● Aim of the task
In the records that follow, locate every line with "using" and extract it.

Start of Material for this task

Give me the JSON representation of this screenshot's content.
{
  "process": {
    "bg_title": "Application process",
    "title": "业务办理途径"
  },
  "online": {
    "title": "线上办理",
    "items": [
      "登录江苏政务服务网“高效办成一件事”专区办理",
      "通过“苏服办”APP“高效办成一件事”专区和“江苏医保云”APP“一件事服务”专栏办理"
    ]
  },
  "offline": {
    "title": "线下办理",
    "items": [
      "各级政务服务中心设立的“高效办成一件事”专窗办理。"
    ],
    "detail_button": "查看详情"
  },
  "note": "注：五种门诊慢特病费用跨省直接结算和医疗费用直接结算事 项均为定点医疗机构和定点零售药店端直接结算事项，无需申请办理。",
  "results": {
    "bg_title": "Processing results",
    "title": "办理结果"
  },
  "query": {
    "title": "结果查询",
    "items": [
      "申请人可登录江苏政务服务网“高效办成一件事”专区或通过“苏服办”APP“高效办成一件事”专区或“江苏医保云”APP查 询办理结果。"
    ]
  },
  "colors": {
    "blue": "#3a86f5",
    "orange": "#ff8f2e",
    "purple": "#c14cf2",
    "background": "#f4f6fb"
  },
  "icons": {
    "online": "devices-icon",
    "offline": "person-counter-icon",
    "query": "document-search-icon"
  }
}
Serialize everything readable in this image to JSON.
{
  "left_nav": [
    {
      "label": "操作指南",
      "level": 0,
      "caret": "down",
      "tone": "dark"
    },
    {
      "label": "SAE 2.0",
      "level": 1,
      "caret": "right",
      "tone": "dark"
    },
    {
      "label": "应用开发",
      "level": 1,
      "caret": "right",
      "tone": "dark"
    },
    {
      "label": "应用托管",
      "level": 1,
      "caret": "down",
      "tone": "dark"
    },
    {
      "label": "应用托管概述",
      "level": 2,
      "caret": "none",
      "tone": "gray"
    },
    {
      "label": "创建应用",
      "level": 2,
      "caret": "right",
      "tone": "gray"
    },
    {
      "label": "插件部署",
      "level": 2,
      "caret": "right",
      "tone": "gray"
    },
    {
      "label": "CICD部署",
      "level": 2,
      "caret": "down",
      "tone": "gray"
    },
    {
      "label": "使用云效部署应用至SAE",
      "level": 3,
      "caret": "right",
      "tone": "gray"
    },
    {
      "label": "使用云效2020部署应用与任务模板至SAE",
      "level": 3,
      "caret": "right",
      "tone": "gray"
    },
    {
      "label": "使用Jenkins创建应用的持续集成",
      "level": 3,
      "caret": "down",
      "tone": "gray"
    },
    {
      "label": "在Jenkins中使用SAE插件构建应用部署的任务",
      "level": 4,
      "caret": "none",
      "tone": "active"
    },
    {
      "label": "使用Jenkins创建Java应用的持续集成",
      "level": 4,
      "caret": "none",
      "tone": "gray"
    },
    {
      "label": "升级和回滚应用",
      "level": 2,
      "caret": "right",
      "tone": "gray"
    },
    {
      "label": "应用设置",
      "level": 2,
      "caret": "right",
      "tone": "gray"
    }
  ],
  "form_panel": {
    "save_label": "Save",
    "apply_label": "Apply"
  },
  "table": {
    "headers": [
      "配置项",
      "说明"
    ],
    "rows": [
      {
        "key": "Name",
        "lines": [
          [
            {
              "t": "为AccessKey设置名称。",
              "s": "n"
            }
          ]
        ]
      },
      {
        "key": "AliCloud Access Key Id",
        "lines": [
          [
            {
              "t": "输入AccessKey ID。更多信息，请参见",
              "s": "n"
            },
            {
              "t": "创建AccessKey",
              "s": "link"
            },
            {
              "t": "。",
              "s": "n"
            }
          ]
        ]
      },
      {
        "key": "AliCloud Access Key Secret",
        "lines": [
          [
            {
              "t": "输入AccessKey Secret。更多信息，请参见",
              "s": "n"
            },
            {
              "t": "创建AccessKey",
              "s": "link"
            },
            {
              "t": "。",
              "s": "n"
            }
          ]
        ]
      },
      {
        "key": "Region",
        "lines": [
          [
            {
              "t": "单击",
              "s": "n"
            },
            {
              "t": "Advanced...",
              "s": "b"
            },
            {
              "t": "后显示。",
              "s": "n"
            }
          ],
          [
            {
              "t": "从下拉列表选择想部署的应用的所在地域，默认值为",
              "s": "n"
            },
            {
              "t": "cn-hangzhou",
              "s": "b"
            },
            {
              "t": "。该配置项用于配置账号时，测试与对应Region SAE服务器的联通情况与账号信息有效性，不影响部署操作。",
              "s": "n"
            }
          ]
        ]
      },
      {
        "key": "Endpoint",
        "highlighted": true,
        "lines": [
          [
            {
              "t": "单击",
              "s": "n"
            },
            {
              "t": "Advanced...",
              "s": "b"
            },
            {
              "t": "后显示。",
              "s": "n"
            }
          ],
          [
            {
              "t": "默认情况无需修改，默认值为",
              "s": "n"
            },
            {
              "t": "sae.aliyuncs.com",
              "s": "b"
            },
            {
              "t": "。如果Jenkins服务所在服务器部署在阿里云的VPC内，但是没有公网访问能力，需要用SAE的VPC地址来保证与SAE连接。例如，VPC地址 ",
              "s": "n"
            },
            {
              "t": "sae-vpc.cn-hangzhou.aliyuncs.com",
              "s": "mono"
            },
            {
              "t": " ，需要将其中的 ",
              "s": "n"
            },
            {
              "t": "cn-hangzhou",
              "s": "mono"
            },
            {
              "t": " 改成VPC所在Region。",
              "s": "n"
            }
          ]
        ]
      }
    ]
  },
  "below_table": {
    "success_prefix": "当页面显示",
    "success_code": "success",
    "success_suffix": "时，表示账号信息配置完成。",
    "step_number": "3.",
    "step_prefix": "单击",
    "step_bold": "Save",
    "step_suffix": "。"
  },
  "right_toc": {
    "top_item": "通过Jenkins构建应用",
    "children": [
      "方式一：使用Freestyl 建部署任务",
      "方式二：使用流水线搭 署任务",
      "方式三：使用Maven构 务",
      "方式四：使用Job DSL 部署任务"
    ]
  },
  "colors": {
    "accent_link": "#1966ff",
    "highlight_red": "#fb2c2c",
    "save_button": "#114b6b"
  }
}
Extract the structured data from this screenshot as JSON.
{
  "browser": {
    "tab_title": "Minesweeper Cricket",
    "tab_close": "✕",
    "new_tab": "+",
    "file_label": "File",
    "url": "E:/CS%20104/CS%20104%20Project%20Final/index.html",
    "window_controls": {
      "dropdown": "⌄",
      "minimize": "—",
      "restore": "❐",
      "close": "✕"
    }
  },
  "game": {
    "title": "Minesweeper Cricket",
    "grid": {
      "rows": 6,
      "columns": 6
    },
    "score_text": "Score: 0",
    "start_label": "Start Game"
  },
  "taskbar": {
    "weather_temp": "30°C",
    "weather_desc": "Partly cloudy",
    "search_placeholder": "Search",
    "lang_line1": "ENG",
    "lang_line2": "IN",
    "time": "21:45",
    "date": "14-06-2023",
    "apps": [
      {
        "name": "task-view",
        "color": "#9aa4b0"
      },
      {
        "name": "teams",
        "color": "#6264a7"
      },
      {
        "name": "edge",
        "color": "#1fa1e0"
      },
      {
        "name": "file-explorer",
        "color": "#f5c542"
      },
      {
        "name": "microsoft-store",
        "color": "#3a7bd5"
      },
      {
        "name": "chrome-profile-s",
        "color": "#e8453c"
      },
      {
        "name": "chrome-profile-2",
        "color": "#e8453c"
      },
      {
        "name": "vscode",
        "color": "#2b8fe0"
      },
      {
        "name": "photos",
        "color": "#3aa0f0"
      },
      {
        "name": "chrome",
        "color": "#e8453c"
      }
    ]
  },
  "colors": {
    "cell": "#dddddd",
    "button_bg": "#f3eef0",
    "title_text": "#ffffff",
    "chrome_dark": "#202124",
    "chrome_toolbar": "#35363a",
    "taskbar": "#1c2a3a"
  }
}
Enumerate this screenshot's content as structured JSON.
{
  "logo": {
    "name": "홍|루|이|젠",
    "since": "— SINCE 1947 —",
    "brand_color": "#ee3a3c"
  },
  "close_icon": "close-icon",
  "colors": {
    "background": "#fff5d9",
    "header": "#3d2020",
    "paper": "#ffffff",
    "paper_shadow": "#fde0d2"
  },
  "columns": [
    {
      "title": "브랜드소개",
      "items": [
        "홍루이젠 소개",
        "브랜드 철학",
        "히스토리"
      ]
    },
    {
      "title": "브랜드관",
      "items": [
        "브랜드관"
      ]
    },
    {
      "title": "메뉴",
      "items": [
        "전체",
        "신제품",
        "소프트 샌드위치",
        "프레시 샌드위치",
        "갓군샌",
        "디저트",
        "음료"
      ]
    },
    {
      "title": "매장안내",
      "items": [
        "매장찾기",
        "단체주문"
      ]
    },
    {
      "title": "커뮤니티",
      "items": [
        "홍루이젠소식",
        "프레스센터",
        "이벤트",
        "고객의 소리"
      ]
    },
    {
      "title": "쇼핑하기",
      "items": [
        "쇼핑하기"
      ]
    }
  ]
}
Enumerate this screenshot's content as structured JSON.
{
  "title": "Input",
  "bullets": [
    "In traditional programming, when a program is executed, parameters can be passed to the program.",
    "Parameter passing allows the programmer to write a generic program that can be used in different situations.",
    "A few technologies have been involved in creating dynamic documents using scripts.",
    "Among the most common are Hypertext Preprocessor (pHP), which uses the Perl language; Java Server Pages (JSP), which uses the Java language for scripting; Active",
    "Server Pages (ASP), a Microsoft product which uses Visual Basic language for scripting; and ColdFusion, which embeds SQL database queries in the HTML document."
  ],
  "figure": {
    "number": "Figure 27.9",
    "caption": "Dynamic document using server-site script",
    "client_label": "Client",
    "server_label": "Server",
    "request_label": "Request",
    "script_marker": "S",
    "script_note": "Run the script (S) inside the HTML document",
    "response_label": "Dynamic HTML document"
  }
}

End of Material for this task

● Exercise response
    "A few technologies have been involved in creating dynamic documents using scripts.",
    "caption": "Dynamic document using server-site script",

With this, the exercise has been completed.